It’s going to be exciting, of course, during our virtual gala on December 8. Finally, I want to talk about Samuel Paty, the French schoolteacher who was killed after he showed controversial cartoons of the prophet Muhammad in his classroom. The killing has stirred questions, obviously, about defamation of religion and how far free expression can go, and France’s backlash has caused concern among the people who are defending the civil liberties of Muslims in France, who say that they’ve gone too far. A few years ago, we honored the Charlie Hebdo staff with a similar award. What’s your reaction to all of this?
It was the same award, and we gave it to the surviving staff of Charlie Hebdo in 2015, in the wake of the murder of 12 of their colleagues at the hands of a gunman who came and invaded their office. This incident is an echo of that trauma and a really chilling act. This teacher, Samuel Paty, had taught the lesson about the Charlie Hebdo cartoons and freedom of expression. He had said to the Muslim students in his class that if they wanted to step outside of class and not to see this or be part of it, that was fine. It was what we would think of as a trigger warning in an American context—letting people know about something that might be upsetting, and giving them the option to beg off of it. Then, he came under this withering criticism sparked by a parent from the class who was saying that the display of these cartoons was deeply offensive, and that’s true. We know that these cartoons are considered profoundly offensive in Muslim circles. The parent was accusing the teacher of having shown pornography, because one of the cartoons depicted Muhammad naked.
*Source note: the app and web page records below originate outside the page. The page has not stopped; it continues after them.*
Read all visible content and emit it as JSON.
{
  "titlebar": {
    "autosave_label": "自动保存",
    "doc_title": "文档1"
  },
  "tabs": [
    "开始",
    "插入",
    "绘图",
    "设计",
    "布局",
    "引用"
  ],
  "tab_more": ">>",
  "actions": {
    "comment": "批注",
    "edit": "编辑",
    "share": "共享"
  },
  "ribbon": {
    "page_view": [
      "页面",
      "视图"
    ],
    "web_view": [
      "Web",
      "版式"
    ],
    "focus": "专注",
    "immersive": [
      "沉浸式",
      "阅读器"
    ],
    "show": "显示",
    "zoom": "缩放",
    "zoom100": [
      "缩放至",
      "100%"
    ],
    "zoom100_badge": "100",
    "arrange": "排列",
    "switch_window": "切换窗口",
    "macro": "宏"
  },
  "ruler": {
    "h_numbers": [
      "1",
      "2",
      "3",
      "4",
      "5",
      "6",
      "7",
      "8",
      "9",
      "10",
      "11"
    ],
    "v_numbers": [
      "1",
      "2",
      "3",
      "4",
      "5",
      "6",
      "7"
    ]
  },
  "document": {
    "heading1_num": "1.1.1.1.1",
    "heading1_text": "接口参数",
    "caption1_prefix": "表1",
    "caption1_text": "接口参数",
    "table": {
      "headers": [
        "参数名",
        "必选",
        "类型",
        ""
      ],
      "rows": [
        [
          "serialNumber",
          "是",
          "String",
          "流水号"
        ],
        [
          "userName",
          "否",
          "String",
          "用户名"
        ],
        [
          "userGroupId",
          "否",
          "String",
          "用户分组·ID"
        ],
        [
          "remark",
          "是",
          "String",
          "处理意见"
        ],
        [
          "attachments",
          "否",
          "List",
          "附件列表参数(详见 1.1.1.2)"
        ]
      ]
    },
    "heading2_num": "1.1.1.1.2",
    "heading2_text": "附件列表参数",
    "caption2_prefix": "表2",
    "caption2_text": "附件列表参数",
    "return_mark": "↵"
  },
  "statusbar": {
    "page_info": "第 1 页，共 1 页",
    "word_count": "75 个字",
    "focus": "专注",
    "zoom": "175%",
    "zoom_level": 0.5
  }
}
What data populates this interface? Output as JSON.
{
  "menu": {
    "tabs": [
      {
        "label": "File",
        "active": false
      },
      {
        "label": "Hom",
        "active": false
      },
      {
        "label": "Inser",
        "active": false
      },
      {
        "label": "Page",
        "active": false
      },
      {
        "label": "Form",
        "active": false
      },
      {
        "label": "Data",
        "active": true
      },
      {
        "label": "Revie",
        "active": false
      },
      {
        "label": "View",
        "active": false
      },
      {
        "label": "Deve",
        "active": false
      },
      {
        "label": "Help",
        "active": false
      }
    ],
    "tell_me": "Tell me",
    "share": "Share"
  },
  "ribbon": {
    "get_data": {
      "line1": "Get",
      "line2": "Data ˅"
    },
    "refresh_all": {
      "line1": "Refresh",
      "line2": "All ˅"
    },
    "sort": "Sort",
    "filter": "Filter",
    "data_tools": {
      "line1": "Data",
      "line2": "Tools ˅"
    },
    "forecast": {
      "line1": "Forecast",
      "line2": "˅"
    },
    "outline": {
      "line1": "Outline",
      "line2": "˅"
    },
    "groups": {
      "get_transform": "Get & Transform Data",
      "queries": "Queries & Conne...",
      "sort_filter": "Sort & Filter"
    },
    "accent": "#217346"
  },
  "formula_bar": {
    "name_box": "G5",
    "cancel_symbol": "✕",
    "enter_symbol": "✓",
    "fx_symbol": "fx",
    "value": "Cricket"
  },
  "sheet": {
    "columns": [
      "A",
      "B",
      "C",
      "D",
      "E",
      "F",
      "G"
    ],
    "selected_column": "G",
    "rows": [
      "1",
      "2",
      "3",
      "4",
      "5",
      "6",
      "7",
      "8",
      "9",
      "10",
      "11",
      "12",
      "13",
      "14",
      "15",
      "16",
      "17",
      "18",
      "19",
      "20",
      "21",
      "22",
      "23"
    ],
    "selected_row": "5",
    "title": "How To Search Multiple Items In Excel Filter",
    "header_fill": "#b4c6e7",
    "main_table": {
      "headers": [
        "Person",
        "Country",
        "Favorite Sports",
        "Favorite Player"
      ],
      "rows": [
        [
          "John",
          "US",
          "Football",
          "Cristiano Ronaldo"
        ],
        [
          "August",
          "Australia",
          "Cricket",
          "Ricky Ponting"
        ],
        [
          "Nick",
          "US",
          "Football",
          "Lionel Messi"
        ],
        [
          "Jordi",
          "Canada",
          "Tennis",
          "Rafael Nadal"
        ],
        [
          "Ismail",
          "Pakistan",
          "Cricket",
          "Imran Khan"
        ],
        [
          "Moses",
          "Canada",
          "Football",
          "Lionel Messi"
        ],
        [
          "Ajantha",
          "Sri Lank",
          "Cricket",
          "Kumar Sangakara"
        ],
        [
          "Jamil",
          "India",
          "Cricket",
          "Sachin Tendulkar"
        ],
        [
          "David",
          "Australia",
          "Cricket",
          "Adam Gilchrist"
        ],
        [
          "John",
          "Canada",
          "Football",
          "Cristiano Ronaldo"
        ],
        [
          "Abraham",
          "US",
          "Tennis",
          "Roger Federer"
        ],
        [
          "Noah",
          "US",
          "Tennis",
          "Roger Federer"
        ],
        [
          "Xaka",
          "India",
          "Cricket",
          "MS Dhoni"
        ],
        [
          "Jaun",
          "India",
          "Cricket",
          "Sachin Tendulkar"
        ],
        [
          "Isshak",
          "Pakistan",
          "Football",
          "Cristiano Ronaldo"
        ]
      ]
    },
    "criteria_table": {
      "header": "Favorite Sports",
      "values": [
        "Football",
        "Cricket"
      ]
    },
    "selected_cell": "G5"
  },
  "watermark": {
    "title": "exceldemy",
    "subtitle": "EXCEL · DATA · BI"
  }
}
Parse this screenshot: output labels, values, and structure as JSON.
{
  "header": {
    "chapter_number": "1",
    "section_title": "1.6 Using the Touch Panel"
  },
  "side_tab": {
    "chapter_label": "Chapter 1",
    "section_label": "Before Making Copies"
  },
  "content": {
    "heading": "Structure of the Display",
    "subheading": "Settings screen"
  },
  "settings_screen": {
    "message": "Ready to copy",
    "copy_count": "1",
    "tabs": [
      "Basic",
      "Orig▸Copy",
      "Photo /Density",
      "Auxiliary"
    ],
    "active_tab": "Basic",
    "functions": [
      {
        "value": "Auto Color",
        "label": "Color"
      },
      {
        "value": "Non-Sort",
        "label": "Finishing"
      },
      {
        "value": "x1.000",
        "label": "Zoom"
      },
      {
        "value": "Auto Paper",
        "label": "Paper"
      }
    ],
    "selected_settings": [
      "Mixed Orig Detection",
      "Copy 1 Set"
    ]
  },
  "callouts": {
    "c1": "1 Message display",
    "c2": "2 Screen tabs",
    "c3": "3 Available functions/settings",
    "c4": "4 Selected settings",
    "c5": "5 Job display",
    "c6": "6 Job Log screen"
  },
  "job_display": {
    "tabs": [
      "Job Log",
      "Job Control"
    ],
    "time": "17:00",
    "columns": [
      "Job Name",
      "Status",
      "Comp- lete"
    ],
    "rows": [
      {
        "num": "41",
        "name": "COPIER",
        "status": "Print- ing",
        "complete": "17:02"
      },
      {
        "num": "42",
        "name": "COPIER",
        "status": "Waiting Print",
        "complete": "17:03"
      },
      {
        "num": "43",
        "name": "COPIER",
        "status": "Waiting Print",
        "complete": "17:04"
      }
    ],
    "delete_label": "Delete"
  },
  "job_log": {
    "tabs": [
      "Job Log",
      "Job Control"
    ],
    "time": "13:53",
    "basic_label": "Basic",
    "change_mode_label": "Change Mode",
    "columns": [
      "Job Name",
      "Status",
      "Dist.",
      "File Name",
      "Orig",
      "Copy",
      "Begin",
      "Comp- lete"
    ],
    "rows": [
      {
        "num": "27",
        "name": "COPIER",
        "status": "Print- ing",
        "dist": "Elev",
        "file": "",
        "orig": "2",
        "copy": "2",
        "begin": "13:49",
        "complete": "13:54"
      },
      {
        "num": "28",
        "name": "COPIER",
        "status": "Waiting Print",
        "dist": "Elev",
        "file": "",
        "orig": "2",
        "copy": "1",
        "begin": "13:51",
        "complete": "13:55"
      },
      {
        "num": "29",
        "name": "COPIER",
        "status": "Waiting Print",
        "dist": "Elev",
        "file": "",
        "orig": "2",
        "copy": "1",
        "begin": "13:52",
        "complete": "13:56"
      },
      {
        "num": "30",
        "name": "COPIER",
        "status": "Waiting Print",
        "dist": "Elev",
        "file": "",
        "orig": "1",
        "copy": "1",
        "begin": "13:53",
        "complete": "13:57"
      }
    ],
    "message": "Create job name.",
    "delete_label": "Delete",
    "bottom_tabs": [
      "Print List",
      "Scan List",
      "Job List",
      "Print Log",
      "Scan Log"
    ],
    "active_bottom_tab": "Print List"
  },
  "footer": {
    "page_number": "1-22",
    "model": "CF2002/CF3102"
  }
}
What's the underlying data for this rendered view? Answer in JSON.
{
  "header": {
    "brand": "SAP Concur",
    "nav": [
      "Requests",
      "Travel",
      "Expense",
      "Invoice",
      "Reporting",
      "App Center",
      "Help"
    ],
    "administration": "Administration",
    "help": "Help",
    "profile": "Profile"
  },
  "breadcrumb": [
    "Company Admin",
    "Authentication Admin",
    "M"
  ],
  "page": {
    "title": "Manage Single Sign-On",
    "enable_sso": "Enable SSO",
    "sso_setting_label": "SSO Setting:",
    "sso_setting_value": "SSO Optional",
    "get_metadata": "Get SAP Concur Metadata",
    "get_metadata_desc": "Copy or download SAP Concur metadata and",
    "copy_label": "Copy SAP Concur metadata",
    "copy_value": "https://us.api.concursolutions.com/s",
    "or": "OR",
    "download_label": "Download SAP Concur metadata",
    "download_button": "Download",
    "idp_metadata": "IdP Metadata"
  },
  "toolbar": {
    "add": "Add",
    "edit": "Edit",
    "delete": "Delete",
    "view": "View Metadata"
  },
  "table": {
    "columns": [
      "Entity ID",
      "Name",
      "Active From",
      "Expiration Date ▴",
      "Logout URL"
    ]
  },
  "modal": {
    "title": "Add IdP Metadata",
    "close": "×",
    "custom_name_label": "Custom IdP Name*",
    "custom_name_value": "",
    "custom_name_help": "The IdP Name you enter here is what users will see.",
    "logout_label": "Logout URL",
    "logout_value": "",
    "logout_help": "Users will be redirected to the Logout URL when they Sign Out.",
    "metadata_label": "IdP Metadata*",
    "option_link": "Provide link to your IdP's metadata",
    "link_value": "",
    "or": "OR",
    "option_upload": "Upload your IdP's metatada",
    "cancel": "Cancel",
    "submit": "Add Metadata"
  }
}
I don’t know what that parent had intended—and fair enough to make a complaint—but unfortunately, we’re living in such a powder-keg society that this young, radicalized French Muslim of Russian descent, who lived 60 kilometers away, just took matters into his own hands. He went to the school, asked the students to identify the teacher, and beheaded him on a sidewalk, in broad daylight. He was apprehended and killed in a firefight with police, but it just goes to show, I think, the knife’s-edge environment we’re living in, where people have accepted this notion that speech can be a form of violence, that it can justify violence—and that ends in violence. So, I think it’s been very important that certain Muslim voices in France and around the world have condemned this murder, and spoken out clearly about it as an act of terrorism. I hope it doesn’t spark a wave of anti-Muslim sentiment, because we know that also can happen. This is the act of a single individual, and yes, he may have been motivated by Muslim theology, but that doesn’t mean that what he did is something that’s embraced by all Muslims. It’s far from it. So, we need to be very much on guard that this doesn’t trigger another vicious backlash that only deepens these schisms.